### Aim of the task
Which lines in the records below include the word "general"? Report each of them in full.

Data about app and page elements
◇ ◇ ◇ ◇ ◇

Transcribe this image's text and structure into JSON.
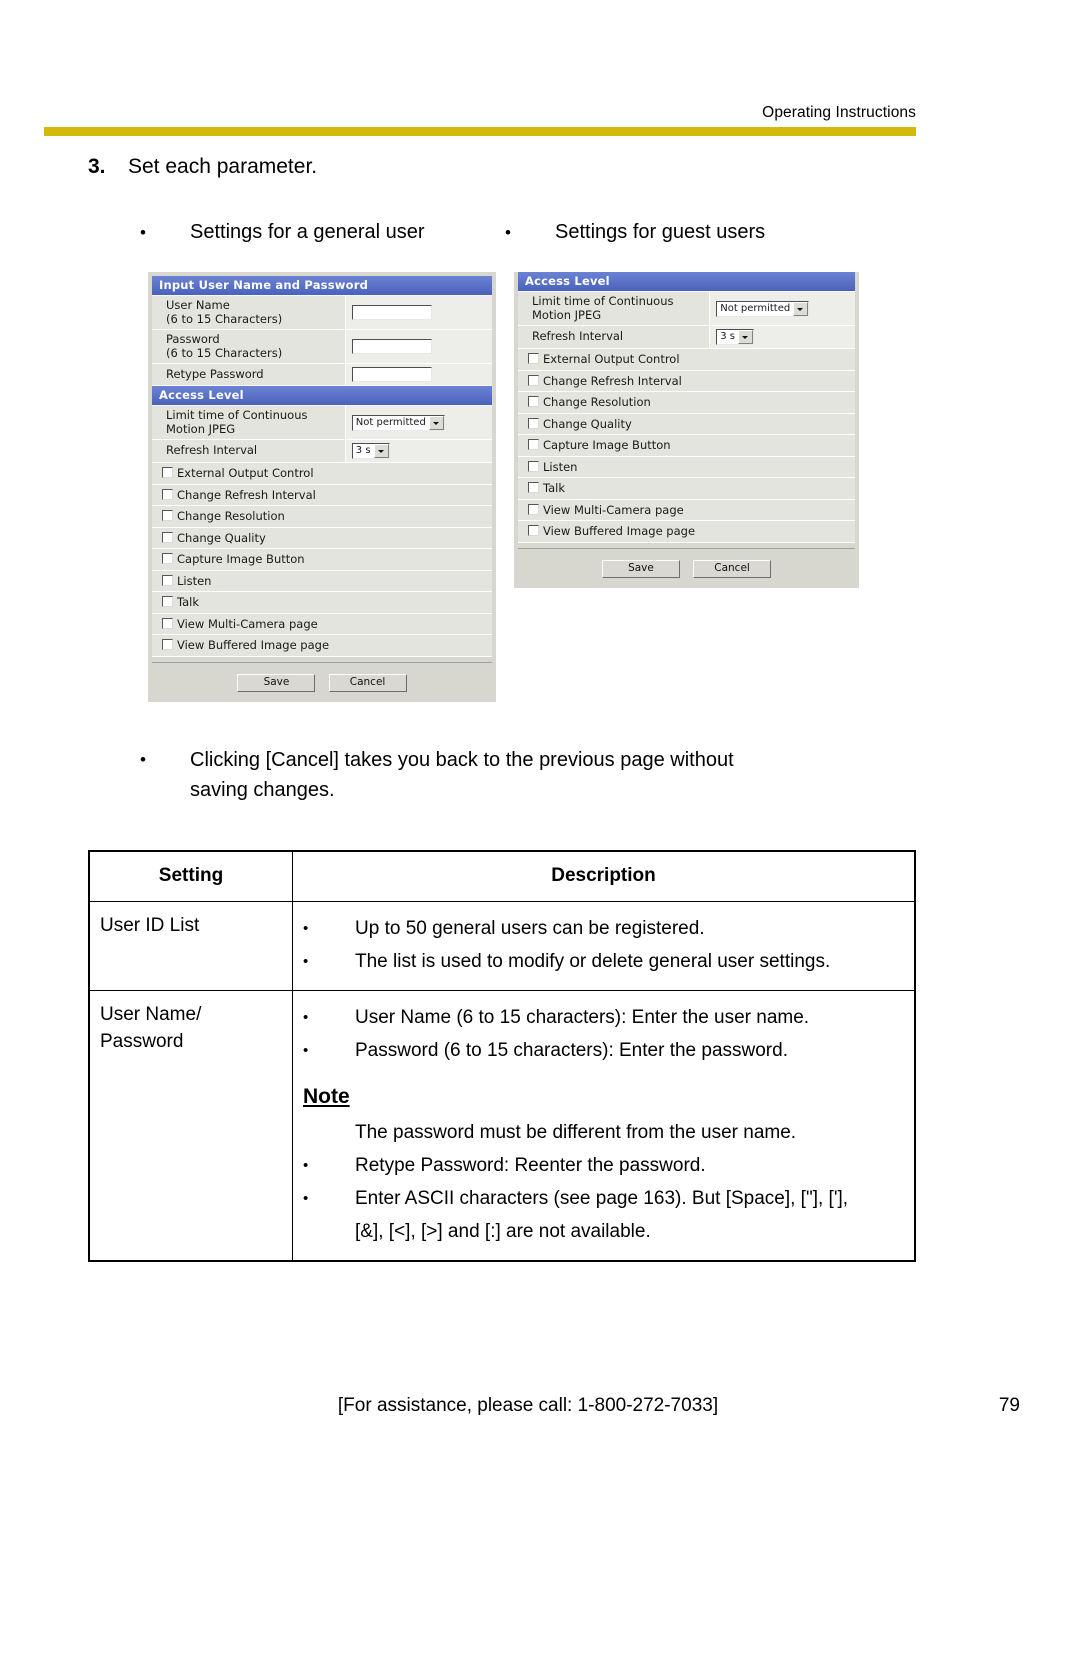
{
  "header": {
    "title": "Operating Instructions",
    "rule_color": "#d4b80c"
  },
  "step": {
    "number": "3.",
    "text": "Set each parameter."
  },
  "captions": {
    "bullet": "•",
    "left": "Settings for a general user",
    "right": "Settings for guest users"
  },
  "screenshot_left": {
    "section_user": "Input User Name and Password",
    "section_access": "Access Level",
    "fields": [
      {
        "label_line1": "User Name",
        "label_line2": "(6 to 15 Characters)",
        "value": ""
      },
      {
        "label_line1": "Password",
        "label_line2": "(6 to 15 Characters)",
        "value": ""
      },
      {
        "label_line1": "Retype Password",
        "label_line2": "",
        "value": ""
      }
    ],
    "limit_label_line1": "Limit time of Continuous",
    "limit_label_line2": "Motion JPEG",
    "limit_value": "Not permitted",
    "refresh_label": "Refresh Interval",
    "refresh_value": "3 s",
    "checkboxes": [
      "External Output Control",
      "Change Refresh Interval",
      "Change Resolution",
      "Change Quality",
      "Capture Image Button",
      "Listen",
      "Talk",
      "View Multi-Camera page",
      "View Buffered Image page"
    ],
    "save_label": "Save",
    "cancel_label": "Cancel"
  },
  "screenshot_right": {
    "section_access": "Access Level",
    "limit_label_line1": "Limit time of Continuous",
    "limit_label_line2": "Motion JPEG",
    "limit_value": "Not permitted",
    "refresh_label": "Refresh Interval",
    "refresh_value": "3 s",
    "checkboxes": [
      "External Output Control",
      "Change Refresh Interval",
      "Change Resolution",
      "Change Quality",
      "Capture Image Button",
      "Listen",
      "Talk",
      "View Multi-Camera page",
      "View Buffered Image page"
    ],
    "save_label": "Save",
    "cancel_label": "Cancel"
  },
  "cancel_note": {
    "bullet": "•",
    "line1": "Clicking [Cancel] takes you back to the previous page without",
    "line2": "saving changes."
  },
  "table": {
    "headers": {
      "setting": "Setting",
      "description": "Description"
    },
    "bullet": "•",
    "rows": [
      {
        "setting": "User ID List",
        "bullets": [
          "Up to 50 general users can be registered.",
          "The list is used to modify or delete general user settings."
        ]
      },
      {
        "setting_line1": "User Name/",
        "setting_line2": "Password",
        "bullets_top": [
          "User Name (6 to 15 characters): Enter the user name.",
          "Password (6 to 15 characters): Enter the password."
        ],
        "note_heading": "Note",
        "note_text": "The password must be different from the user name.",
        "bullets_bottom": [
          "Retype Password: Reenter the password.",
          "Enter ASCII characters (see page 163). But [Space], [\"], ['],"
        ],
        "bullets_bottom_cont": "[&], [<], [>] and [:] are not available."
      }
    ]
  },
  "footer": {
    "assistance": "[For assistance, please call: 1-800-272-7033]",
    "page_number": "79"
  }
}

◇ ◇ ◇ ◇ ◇

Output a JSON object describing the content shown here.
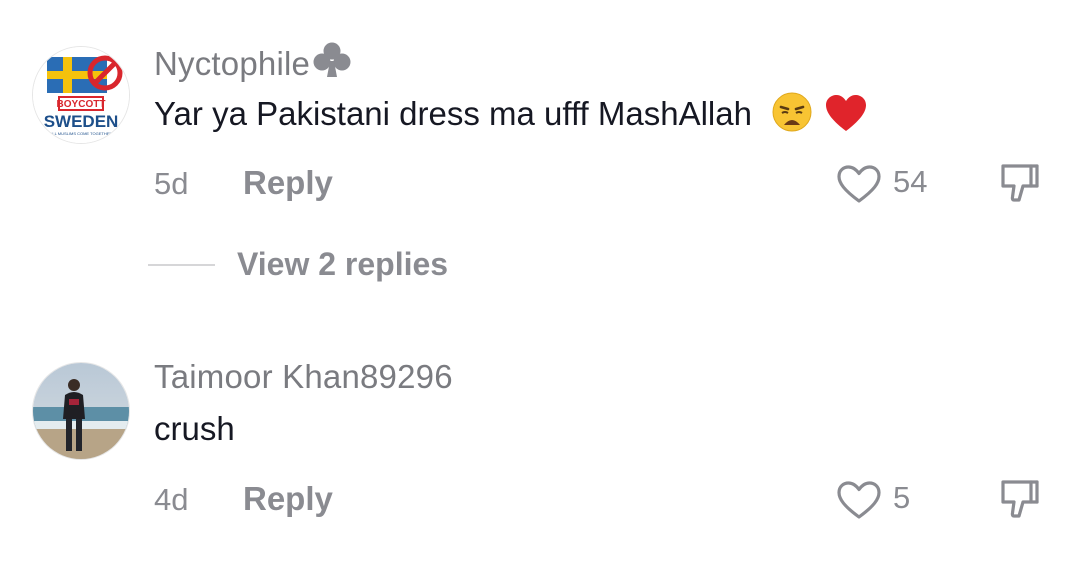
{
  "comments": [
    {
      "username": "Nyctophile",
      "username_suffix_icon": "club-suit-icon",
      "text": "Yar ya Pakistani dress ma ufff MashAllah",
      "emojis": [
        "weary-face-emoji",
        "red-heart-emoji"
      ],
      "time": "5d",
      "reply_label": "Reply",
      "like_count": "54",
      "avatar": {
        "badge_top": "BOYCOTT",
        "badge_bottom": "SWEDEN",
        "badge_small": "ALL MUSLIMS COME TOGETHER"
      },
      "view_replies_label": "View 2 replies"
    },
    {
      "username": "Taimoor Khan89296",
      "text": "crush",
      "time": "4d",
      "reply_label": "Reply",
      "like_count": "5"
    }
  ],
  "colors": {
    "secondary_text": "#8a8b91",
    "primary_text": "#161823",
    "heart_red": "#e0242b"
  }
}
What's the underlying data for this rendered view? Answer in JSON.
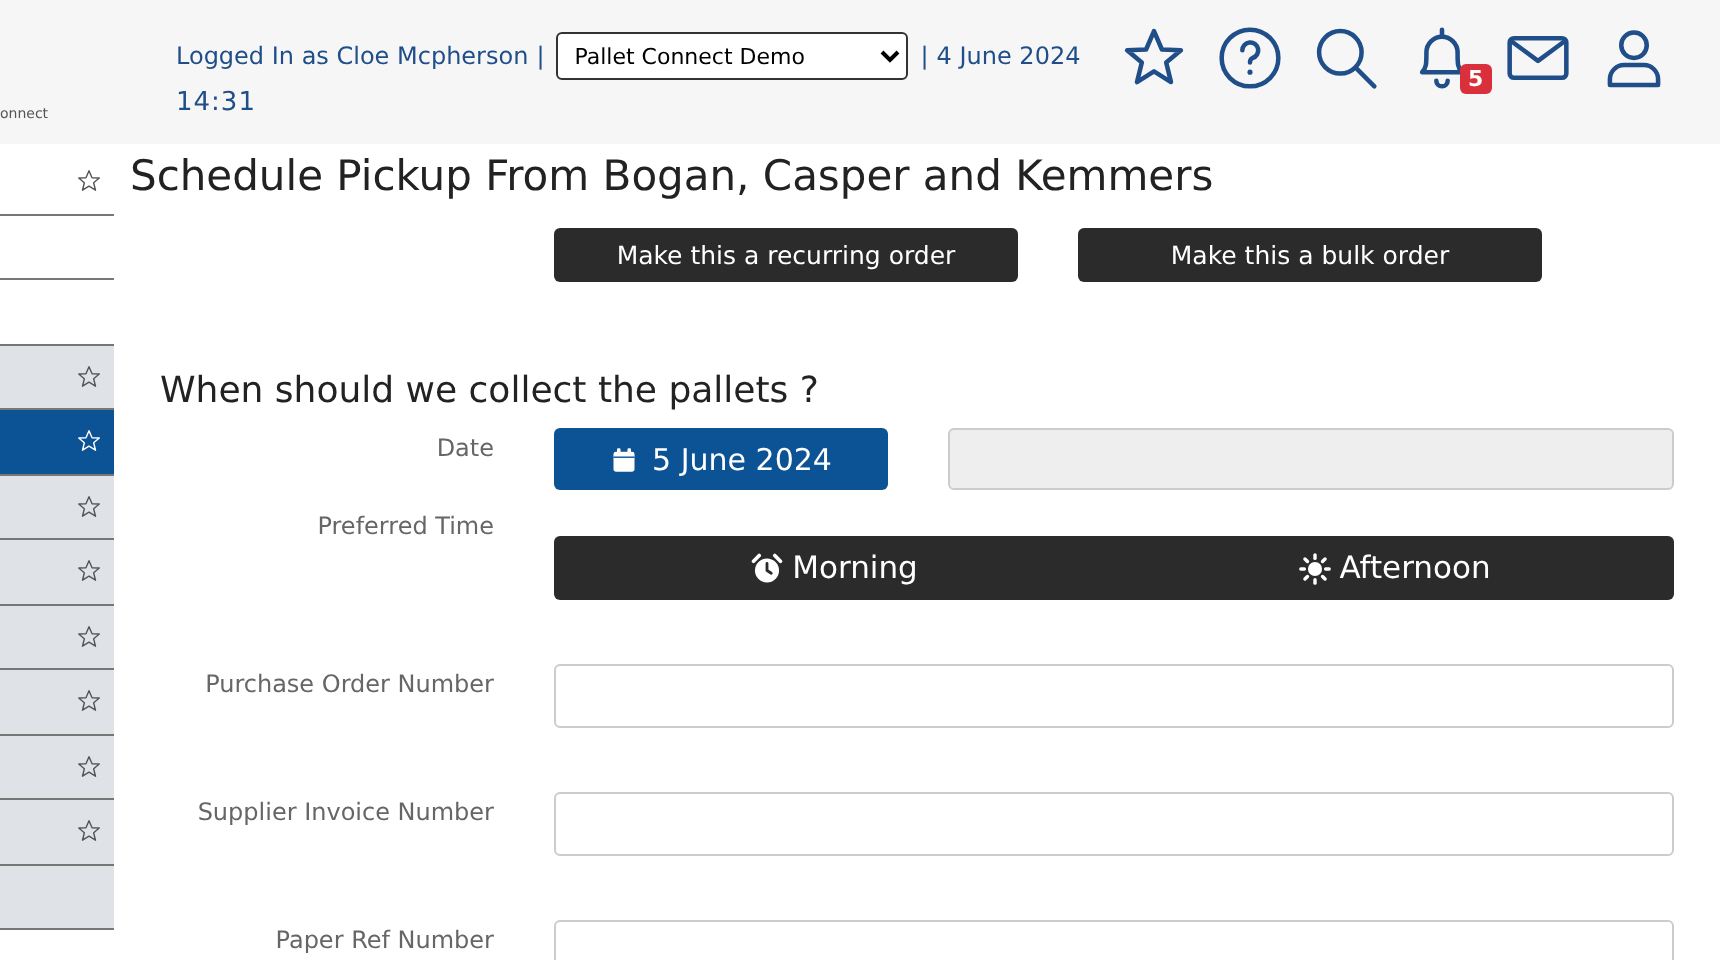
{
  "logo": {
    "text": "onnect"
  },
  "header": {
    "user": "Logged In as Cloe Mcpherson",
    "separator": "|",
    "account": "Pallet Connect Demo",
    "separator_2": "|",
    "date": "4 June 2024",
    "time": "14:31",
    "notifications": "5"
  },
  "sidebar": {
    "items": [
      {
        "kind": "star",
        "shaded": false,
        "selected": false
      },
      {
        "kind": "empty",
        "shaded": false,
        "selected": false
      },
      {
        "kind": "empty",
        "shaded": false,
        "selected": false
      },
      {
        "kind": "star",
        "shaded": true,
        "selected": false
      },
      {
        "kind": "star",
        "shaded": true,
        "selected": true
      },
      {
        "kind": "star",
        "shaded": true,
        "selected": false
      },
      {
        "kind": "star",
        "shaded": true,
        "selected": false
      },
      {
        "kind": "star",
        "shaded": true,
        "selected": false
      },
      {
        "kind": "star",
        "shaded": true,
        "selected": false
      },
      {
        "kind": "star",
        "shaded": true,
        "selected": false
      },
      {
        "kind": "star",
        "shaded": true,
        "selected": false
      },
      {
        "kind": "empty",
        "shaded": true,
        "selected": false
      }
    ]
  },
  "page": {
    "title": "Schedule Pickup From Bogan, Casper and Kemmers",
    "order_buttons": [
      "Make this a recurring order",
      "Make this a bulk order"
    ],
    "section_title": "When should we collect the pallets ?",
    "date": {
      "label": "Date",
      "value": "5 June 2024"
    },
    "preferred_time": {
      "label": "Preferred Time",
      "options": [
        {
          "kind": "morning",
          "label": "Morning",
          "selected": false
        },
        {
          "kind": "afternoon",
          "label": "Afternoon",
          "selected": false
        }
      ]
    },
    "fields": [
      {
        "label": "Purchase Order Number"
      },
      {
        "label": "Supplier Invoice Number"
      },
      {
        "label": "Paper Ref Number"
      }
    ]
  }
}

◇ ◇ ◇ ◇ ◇

### Written answer
    "left": "Settings for a general user",
          "Up to 50 general users can be registered.",
          "The list is used to modify or delete general user settings."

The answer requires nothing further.